Friday, February 20, 2009

Now hiring...

Great Job For The Right Marketer

This is a great time to think about what is really important; building community, connecting with others, giving back. Put your energy into solutions that are grounded in reality and make the world a little better place each day.

Seth, thanks for sharing this!

How Will MySpace Music make money?

Courtney Holt at EconMusic

Personally, I have never liked MySpace. It's ugly and I don't get the brand. There is too much going on. It has become the default bulletin board for musicians, but I don't hear of anyone making money.

With the majors onboard they have an opportunity and Courtney Holt has some good ideas. Let's hope they can focus and build a tribe around a clear identity & business model. Independent artists and major labels have very different marketing needs and require different strategies but the line between the two camps continues to blur. Perhaps the killer app will be a marketing model that works equally well in both directions.

Thursday, February 12, 2009

Music As a Career, Pt.1

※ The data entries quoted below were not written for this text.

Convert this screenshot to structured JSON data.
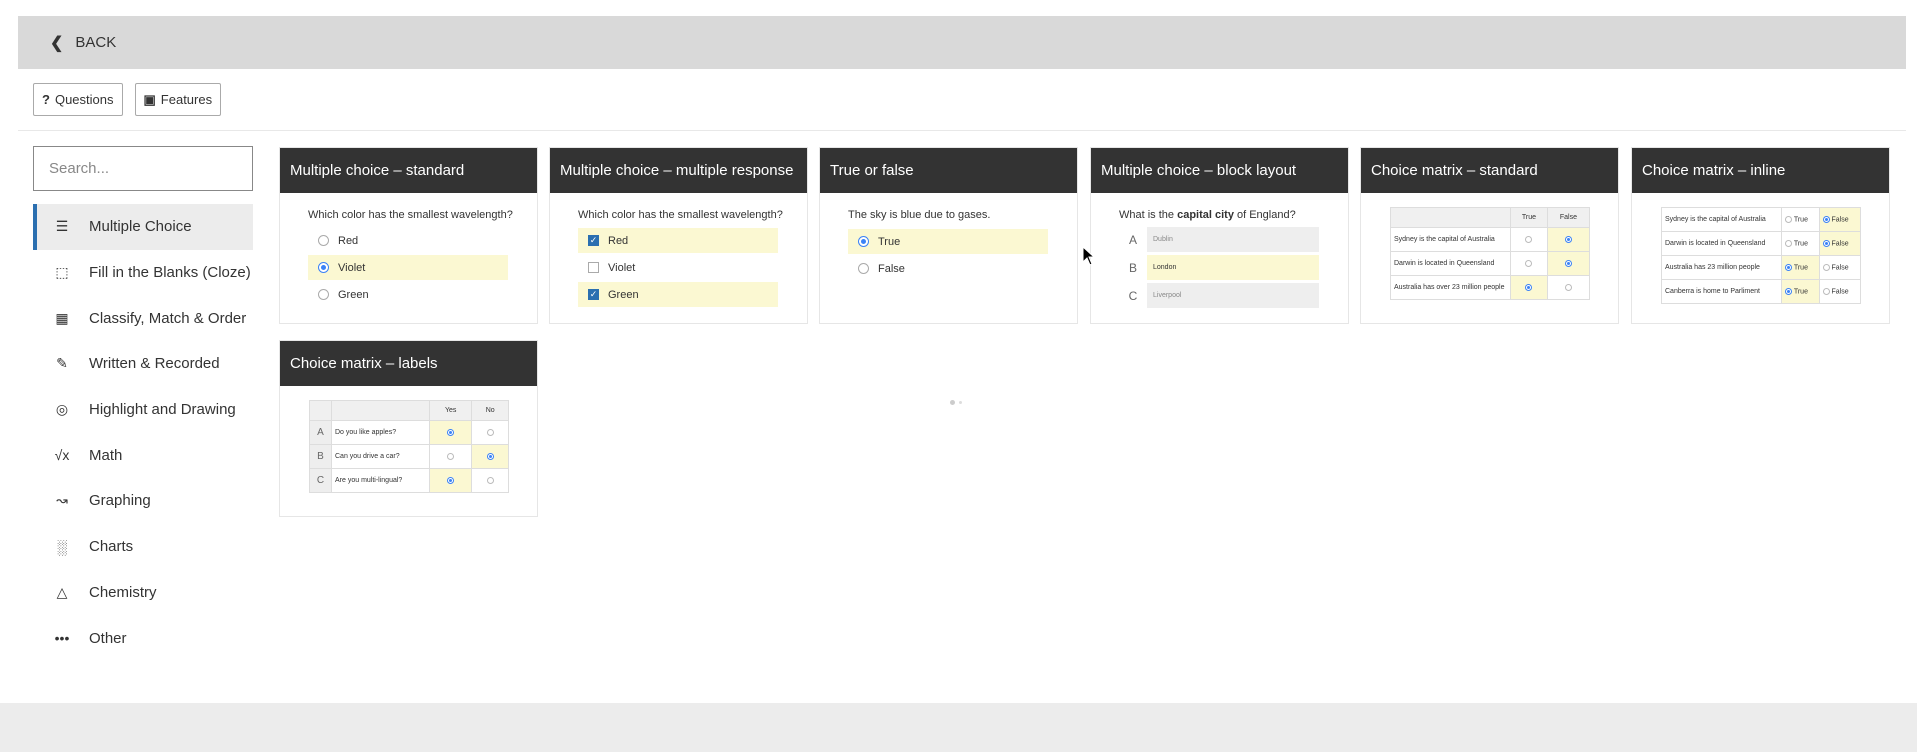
{
  "header": {
    "back_label": "BACK"
  },
  "tabs": [
    {
      "label": "Questions",
      "icon": "question-icon"
    },
    {
      "label": "Features",
      "icon": "image-icon"
    }
  ],
  "search": {
    "placeholder": "Search..."
  },
  "categories": [
    {
      "label": "Multiple Choice",
      "icon": "list-icon",
      "active": true
    },
    {
      "label": "Fill in the Blanks (Cloze)",
      "icon": "dashed-box-icon"
    },
    {
      "label": "Classify, Match & Order",
      "icon": "grid-icon"
    },
    {
      "label": "Written & Recorded",
      "icon": "pencil-icon"
    },
    {
      "label": "Highlight and Drawing",
      "icon": "target-icon"
    },
    {
      "label": "Math",
      "icon": "sqrt-icon"
    },
    {
      "label": "Graphing",
      "icon": "line-graph-icon"
    },
    {
      "label": "Charts",
      "icon": "bar-chart-icon"
    },
    {
      "label": "Chemistry",
      "icon": "flask-icon"
    },
    {
      "label": "Other",
      "icon": "more-dots-icon"
    }
  ],
  "cards": {
    "mc_standard": {
      "title": "Multiple choice – standard",
      "question": "Which color has the smallest wavelength?",
      "options": [
        "Red",
        "Violet",
        "Green"
      ]
    },
    "mc_multiple": {
      "title": "Multiple choice – multiple response",
      "question": "Which color has the smallest wavelength?",
      "options": [
        "Red",
        "Violet",
        "Green"
      ]
    },
    "true_false": {
      "title": "True or false",
      "question": "The sky is blue due to gases.",
      "options": [
        "True",
        "False"
      ]
    },
    "block_layout": {
      "title": "Multiple choice – block layout",
      "question_pre": "What is the ",
      "question_bold": "capital city",
      "question_post": " of England?",
      "letters": [
        "A",
        "B",
        "C"
      ],
      "options": [
        "Dublin",
        "London",
        "Liverpool"
      ]
    },
    "matrix_standard": {
      "title": "Choice matrix – standard",
      "columns": [
        "True",
        "False"
      ],
      "rows": [
        "Sydney is the capital of Australia",
        "Darwin is located in Queensland",
        "Australia has over 23 million people"
      ]
    },
    "matrix_inline": {
      "title": "Choice matrix – inline",
      "true_label": "True",
      "false_label": "False",
      "rows": [
        "Sydney is the capital of Australia",
        "Darwin is located in Queensland",
        "Australia has 23 million people",
        "Canberra is home to Parliment"
      ]
    },
    "matrix_labels": {
      "title": "Choice matrix – labels",
      "columns": [
        "Yes",
        "No"
      ],
      "letters": [
        "A",
        "B",
        "C"
      ],
      "rows": [
        "Do you like apples?",
        "Can you drive a car?",
        "Are you multi-lingual?"
      ]
    }
  },
  "colors": {
    "header_bg": "#333333",
    "accent": "#2b6fb0",
    "selected_bg": "#fbf8d2",
    "radio": "#3b82f6"
  }
}
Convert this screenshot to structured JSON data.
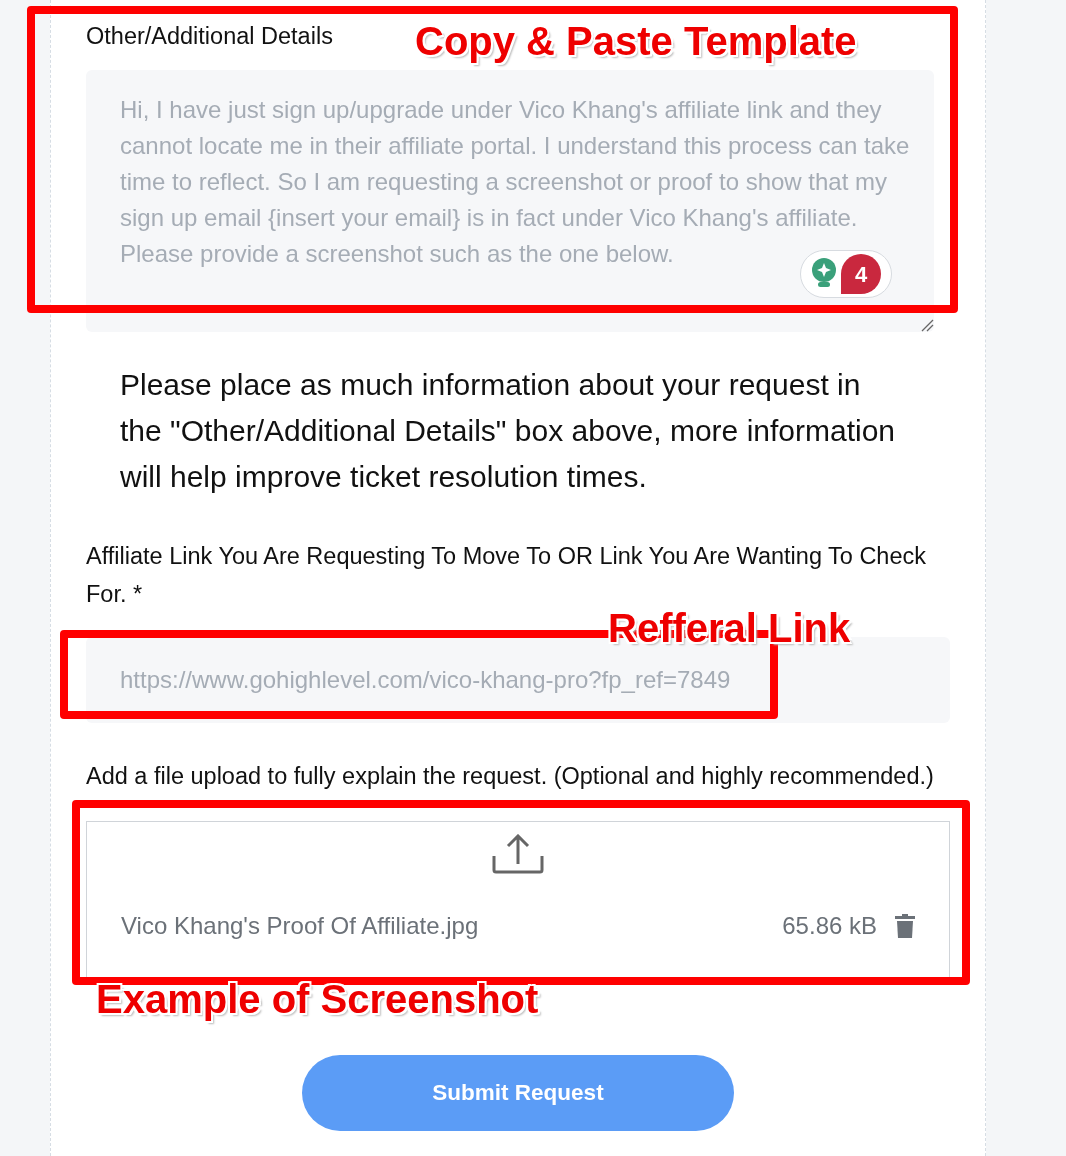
{
  "form": {
    "details": {
      "label": "Other/Additional Details",
      "placeholder": "Hi, I have just sign up/upgrade under Vico Khang's affiliate link and they cannot locate me in their affiliate portal. I understand this process can take time to reflect. So I am requesting a screenshot or proof to show that my sign up email {insert your email} is in fact under Vico Khang's affiliate. Please provide a screenshot such as the one below.",
      "grammar_badge": {
        "count": "4"
      }
    },
    "note": "Please place as much information about your request in the \"Other/Additional Details\" box above, more information will help improve ticket resolution times.",
    "link_field": {
      "label": "Affiliate Link You Are Requesting To Move To OR Link You Are Wanting To Check For. *",
      "placeholder": "https://www.gohighlevel.com/vico-khang-pro?fp_ref=7849"
    },
    "upload": {
      "label": "Add a file upload to fully explain the request. (Optional and highly recommended.)",
      "file_name": "Vico Khang's Proof Of Affiliate.jpg",
      "file_size": "65.86 kB"
    },
    "submit_button": "Submit Request"
  },
  "annotations": [
    {
      "label": "Copy & Paste Template"
    },
    {
      "label": "Refferal Link"
    },
    {
      "label": "Example of Screenshot"
    }
  ]
}
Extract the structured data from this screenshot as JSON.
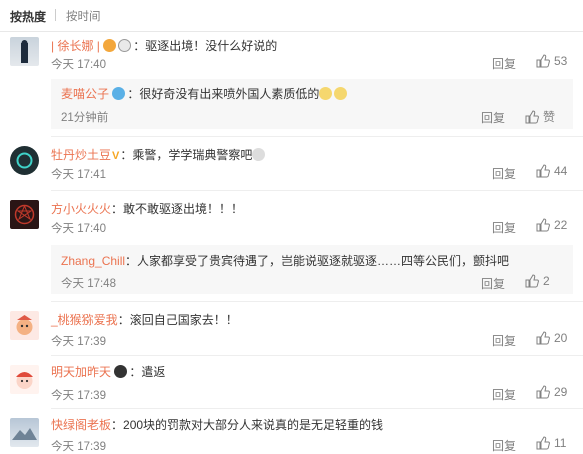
{
  "sort": {
    "hot": "按热度",
    "time": "按时间"
  },
  "actions": {
    "reply": "回复",
    "like": "赞"
  },
  "comments": [
    {
      "user": "| 徐长娜 |",
      "text": "：驱逐出境！没什么好说的",
      "time": "今天 17:40",
      "likes": "53"
    },
    {
      "user": "麦喵公子",
      "text": "：很好奇没有出来喷外国人素质低的",
      "time": "21分钟前",
      "likes": ""
    },
    {
      "user": "牡丹炒土豆",
      "text": "：乘警，学学瑞典警察吧",
      "time": "今天 17:41",
      "likes": "44"
    },
    {
      "user": "方小火火火",
      "text": "：敢不敢驱逐出境！！！",
      "time": "今天 17:40",
      "likes": "22"
    },
    {
      "user": "Zhang_Chill",
      "text": "：人家都享受了贵宾待遇了，岂能说驱逐就驱逐……四等公民们，颤抖吧",
      "time": "今天 17:48",
      "likes": "2"
    },
    {
      "user": "_桃猴猕爱我",
      "text": "：滚回自己国家去！！",
      "time": "今天 17:39",
      "likes": "20"
    },
    {
      "user": "明天加昨天",
      "text": "：遣返",
      "time": "今天 17:39",
      "likes": "29"
    },
    {
      "user": "快绿阁老板",
      "text": "：200块的罚款对大部分人来说真的是无足轻重的钱",
      "time": "今天 17:39",
      "likes": "11"
    }
  ]
}
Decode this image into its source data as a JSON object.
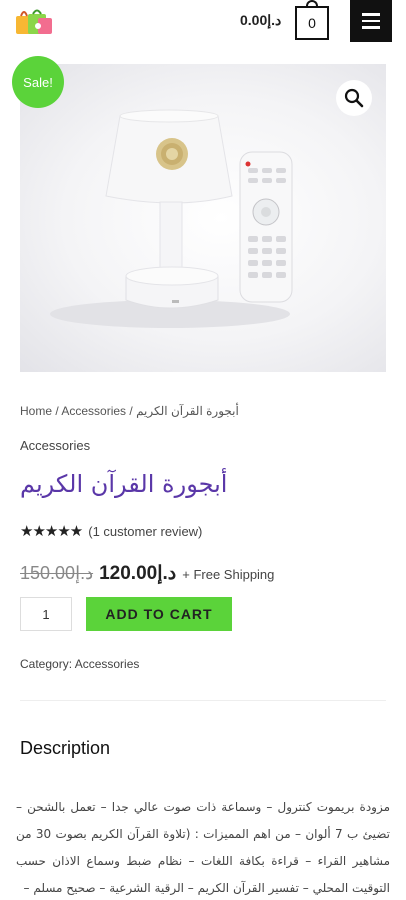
{
  "header": {
    "cart_total": "د.إ0.00",
    "cart_count": "0",
    "logo_icon": "shopping-bags-logo",
    "menu_icon": "hamburger-icon"
  },
  "gallery": {
    "sale_badge": "Sale!",
    "zoom_icon": "magnifier-icon",
    "image_subject": "quran-lamp-speaker-and-remote"
  },
  "breadcrumb": {
    "home": "Home",
    "sep1": " / ",
    "category": "Accessories",
    "sep2": " / ",
    "current": "أبجورة القرآن الكريم"
  },
  "product": {
    "category_label": "Accessories",
    "title": "أبجورة القرآن الكريم",
    "stars": "★★★★★",
    "review_link": "(1 customer review)",
    "old_price": "د.إ150.00",
    "new_price": "د.إ120.00",
    "shipping": "+ Free Shipping",
    "quantity": "1",
    "add_to_cart": "ADD TO CART",
    "meta_label": "Category: ",
    "meta_category": "Accessories"
  },
  "description": {
    "title": "Description",
    "text": "مزودة بريموت كنترول – وسماعة ذات صوت عالي جدا – تعمل بالشحن – تضيئ ب 7 ألوان – من اهم المميزات : (تلاوة القرآن الكريم بصوت 30 من مشاهير القراء – قراءة بكافة اللغات – نظام ضبط وسماع الاذان حسب التوقيت المحلي – تفسير القرآن الكريم – الرقية الشرعية – صحيح مسلم –"
  },
  "colors": {
    "accent_green": "#5bd33a",
    "title_purple": "#5a37a8",
    "header_dark": "#111111"
  }
}
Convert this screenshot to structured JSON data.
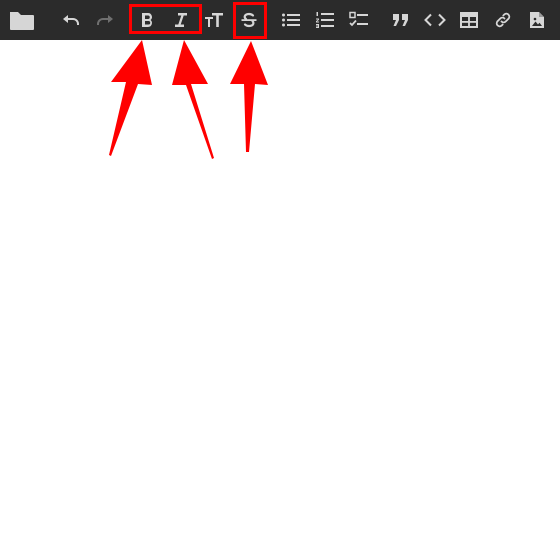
{
  "toolbar": {
    "accent": "#ff0000",
    "background": "#2b2b2b",
    "buttons": [
      {
        "id": "open-folder",
        "icon": "folder-icon",
        "enabled": true
      },
      {
        "id": "undo",
        "icon": "undo-icon",
        "enabled": true
      },
      {
        "id": "redo",
        "icon": "redo-icon",
        "enabled": false
      },
      {
        "id": "bold",
        "icon": "bold-icon",
        "enabled": true,
        "highlighted": true
      },
      {
        "id": "italic",
        "icon": "italic-icon",
        "enabled": true,
        "highlighted": true
      },
      {
        "id": "text-size",
        "icon": "text-size-icon",
        "enabled": true
      },
      {
        "id": "strikethrough",
        "icon": "strikethrough-icon",
        "enabled": true,
        "highlighted": true
      },
      {
        "id": "bulleted-list",
        "icon": "bulleted-list-icon",
        "enabled": true
      },
      {
        "id": "numbered-list",
        "icon": "numbered-list-icon",
        "enabled": true
      },
      {
        "id": "checklist",
        "icon": "checklist-icon",
        "enabled": true
      },
      {
        "id": "quote",
        "icon": "quote-icon",
        "enabled": true
      },
      {
        "id": "code",
        "icon": "code-icon",
        "enabled": true
      },
      {
        "id": "table",
        "icon": "table-icon",
        "enabled": true
      },
      {
        "id": "link",
        "icon": "link-icon",
        "enabled": true
      },
      {
        "id": "image",
        "icon": "image-icon",
        "enabled": true
      }
    ]
  },
  "annotations": {
    "color": "#ff0000",
    "arrows": 3
  }
}
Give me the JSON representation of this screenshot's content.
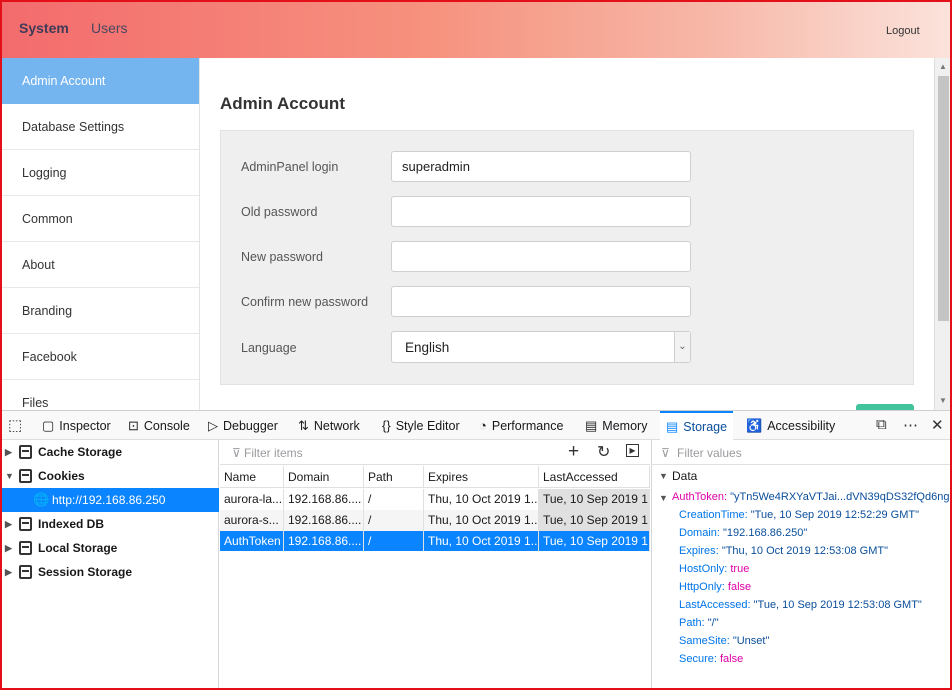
{
  "app": {
    "nav": {
      "system": "System",
      "users": "Users",
      "logout": "Logout"
    },
    "menu": [
      "Admin Account",
      "Database Settings",
      "Logging",
      "Common",
      "About",
      "Branding",
      "Facebook",
      "Files"
    ],
    "page_title": "Admin Account",
    "form": {
      "login_label": "AdminPanel login",
      "login_value": "superadmin",
      "old_label": "Old password",
      "new_label": "New password",
      "confirm_label": "Confirm new password",
      "language_label": "Language",
      "language_value": "English"
    }
  },
  "devtools": {
    "tabs": [
      "Inspector",
      "Console",
      "Debugger",
      "Network",
      "Style Editor",
      "Performance",
      "Memory",
      "Storage",
      "Accessibility"
    ],
    "active_tab": "Storage",
    "tree": [
      "Cache Storage",
      "Cookies",
      "http://192.168.86.250",
      "Indexed DB",
      "Local Storage",
      "Session Storage"
    ],
    "filter_items_placeholder": "Filter items",
    "filter_values_placeholder": "Filter values",
    "columns": [
      "Name",
      "Domain",
      "Path",
      "Expires",
      "LastAccessed"
    ],
    "rows": [
      [
        "aurora-la...",
        "192.168.86....",
        "/",
        "Thu, 10 Oct 2019 1...",
        "Tue, 10 Sep 2019 1..."
      ],
      [
        "aurora-s...",
        "192.168.86....",
        "/",
        "Thu, 10 Oct 2019 1...",
        "Tue, 10 Sep 2019 1..."
      ],
      [
        "AuthToken",
        "192.168.86....",
        "/",
        "Thu, 10 Oct 2019 1...",
        "Tue, 10 Sep 2019 1..."
      ]
    ],
    "data": {
      "heading": "Data",
      "root_key": "AuthToken",
      "root_value": "\"yTn5We4RXYaVTJai...dVN39qDS32fQd6ng\"",
      "props": [
        {
          "k": "CreationTime",
          "v": "\"Tue, 10 Sep 2019 12:52:29 GMT\"",
          "t": "s"
        },
        {
          "k": "Domain",
          "v": "\"192.168.86.250\"",
          "t": "s"
        },
        {
          "k": "Expires",
          "v": "\"Thu, 10 Oct 2019 12:53:08 GMT\"",
          "t": "s"
        },
        {
          "k": "HostOnly",
          "v": "true",
          "t": "b"
        },
        {
          "k": "HttpOnly",
          "v": "false",
          "t": "b"
        },
        {
          "k": "LastAccessed",
          "v": "\"Tue, 10 Sep 2019 12:53:08 GMT\"",
          "t": "s"
        },
        {
          "k": "Path",
          "v": "\"/\"",
          "t": "s"
        },
        {
          "k": "SameSite",
          "v": "\"Unset\"",
          "t": "s"
        },
        {
          "k": "Secure",
          "v": "false",
          "t": "b"
        }
      ]
    }
  },
  "colors": {
    "accent": "#0a84ff",
    "menu_active": "#74b4ef",
    "frame": "#e3101a",
    "green_button": "#42c39b"
  }
}
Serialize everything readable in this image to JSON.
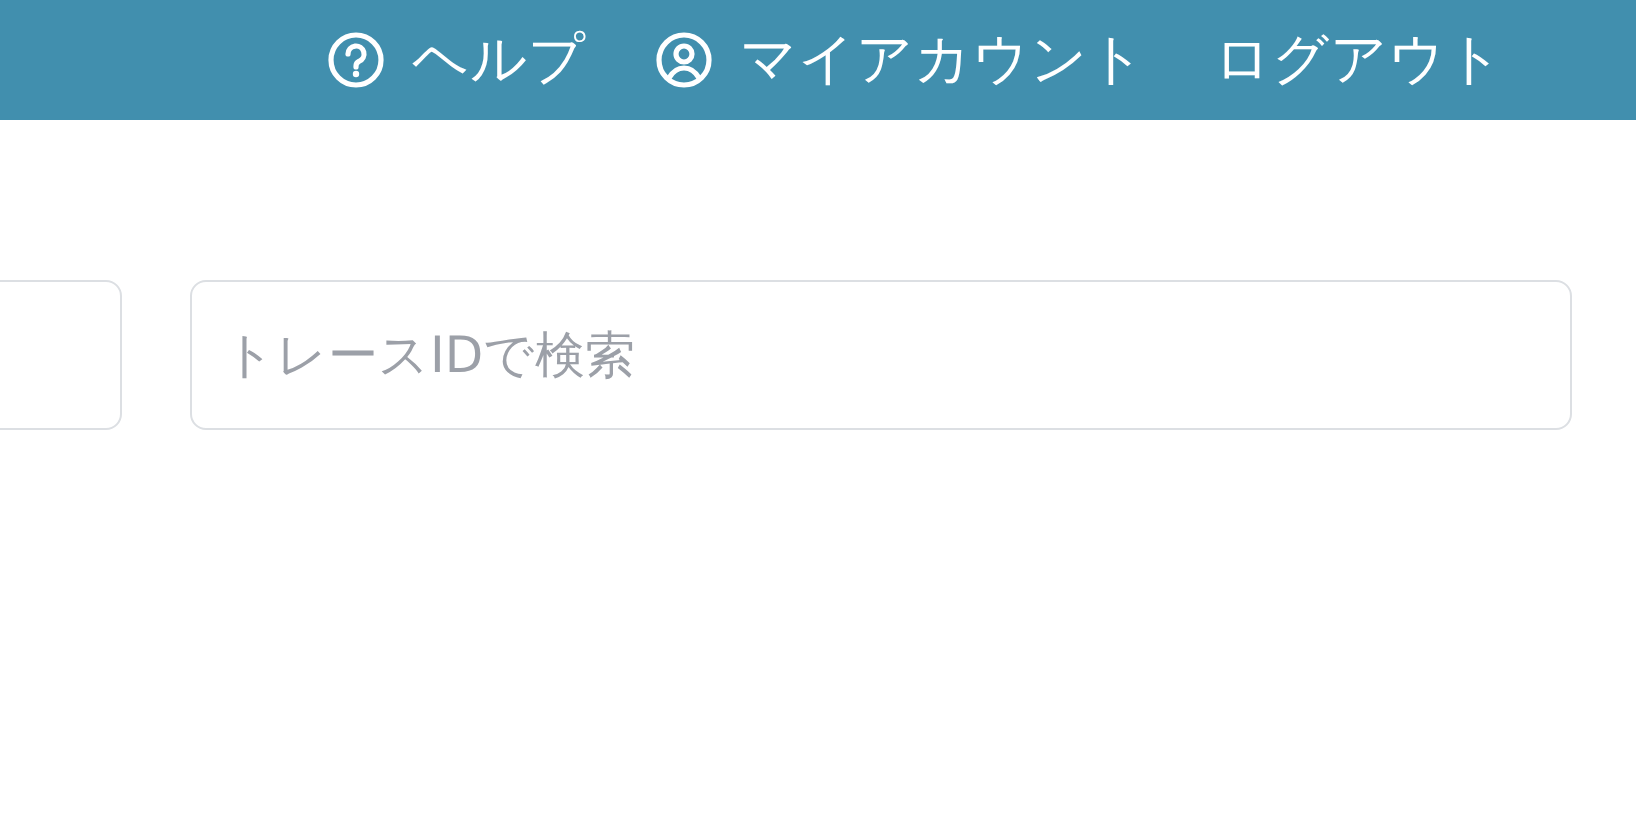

Over time, professional musicians can lose their spark after years of unexpected challenges in an ever changing and highly competitive industry. The profound love and commitment to the power of music can become tempered by the harsh realities of making a living. There’s an old joke:

Q: How do you get a musician to complain?
A: Give them a gig.

We spend years mastering every page of Slonimsky’s Thesaurus of Scales and Melodic Patterns, only to discover a certain lack of relevance in the real world. The reality TV guy is just looking for some ‘wacka-chucka-wacka’ to move the thing along, and if there is any way he can get music for free you are cut out of the deal altogether! Perhaps the initial disappointment is our first ‘day job’. Or, when the glow of supporting ourselves full-time in music begins to wane, we realize that the challenging and lucrative work we seek remains elusive.

The way out of this box is to learn the art of separating your love of music from the realities of building a career and making a living. Musicians have developed many unique and valuable skills that can serve them in a variety of contexts. I had a good run supporting myself composing and playing, well into my forties. My first 9-5 job (not counting the stuff I did as a kid) involved defining, creating and implementation complex, enterprise telecommunications call routing systems. Go figure. I knew nothing about this industry at the time, but was hired because of my experience as a musician, thanks to some very astute managers. The job involved figuring out and troubleshooting complex, proprietary technology, communicating effectively with a diverse array of personality types (uh-huh), synthesizing someone else’s needs and vision into a new entity, and keeping the clients happy. Sounds more than a little like modern day composing doesn’t it? Since then, I have been involved in a number of professional endeavors while continuing to stay active as a musician. In every situation I have drawn on the years of study and hard work that went into my musical development.

If you find yourself in areas of the industry that don’t feel creative anymore, look at it from another angle. Think of yourself as an entrepreneur, building a business. If you are playing, ask yourself if you would be more comfortable booking other people or perhaps teaching. If you are composing for commercial applications and things begin to dry up creatively, consider stepping back into the producer role. There are many young composers that would love to do the leg-work and learn from your experience while you build a successful business.

Above all, don’t lose the connection with your musical muse... No compromises... Whether it’s playing or composing every day, creating your own projects on the side, or teaching and sharing your passion with younger musicians, go back to the well continually. The benefits flow in both directions. Music is a conversation. Remember, nothing stays the same for long. If you can hold both realities in your mind without judgment, you will always be ready when the next opportunity presents itself.